All eyes in the world should be on the Copenhagen Climate Change Conference as we wait with a stuttering heartbeat to learn about the policies that will guide humanity through the next great evolutionary bottleneck. The topic I will be keeping an eye on is overpopulation.
Overpopulation is the greatest ethical problem we face as a species as we begin to recognise our pivotal impact on the planet and start to actually do something about carbon emissions, pollution and poverty. If there weren’t so many of us, our levels of consumption would be reduced, our effluent would be minimised and our cultural habits would be manageable. But how do we go about ethically addressing the issue of population growth? I find it hard to condone China‘s one-child policy, but could the rest of the world be owing carbon credits to China in light of new research which shows that for every $7 spent of family planning we can reduce more than one tonne of CO2 emissions? One thing is clear, reducing the world’s population is a necessity but it is an issue that can only be approached through education not enforcement. A decade of lost opportunities to increase contraceptive prevalence was noted as recently as the 1980s (Diczfalusy, 1991). It is clear that now, more than ever, widespread distribution of family planning and contraceptive technology is crucial to our future on this planet.

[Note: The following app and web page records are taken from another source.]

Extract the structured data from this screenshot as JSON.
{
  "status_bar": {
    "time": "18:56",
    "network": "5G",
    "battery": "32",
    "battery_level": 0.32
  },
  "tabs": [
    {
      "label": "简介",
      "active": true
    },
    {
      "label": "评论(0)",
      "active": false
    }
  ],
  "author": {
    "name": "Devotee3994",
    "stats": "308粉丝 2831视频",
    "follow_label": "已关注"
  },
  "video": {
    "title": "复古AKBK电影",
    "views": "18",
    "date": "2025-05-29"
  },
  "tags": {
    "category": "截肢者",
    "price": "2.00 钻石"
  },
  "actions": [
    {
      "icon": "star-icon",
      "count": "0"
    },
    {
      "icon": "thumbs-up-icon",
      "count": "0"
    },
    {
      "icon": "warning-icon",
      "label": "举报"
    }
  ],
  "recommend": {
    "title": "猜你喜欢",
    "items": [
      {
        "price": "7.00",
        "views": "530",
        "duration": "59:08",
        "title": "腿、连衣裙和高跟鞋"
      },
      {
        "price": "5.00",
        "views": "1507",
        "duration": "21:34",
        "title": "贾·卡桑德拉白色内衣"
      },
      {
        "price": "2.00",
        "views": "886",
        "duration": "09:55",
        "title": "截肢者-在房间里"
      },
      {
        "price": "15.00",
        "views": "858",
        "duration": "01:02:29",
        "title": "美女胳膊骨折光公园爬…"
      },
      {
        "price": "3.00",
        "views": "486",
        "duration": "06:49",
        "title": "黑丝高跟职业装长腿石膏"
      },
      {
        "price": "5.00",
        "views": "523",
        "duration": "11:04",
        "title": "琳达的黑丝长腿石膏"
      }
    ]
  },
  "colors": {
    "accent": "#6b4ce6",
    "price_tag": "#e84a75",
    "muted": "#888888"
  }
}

To what degree is our concern about climate change altruistic? I do not believe that we are concerned about the health of our planet as much as we are concerned about our existence on it. At the Copenhagen Climate Change Conference, are we discussing what changes need to be made or merely what changes we are prepared to make? And if so, how effective will such egocentric, ethnocentric and anthropomorphic changes be?
There are a few things I would like to know about the Copenhagen Climate Change Summit. Did the attendees travel by plane or did they sail the northerly trade-winds to Denmark? Will the menu be meat free? Are they travelling by car from their hotels to the conference? Or will they choose public transport? I’m not sure if meat, cars and planes are things that many people are willing to go without! Slipping on a condom, however, might just be the barrier between our greed and our hypocrisy. During the UN conference, there will need to be unbiased decisions about what measures we need to go to, which cultural habits will be sustainable and what solutions we can implement in order to reduce our impact on the ecology of our world.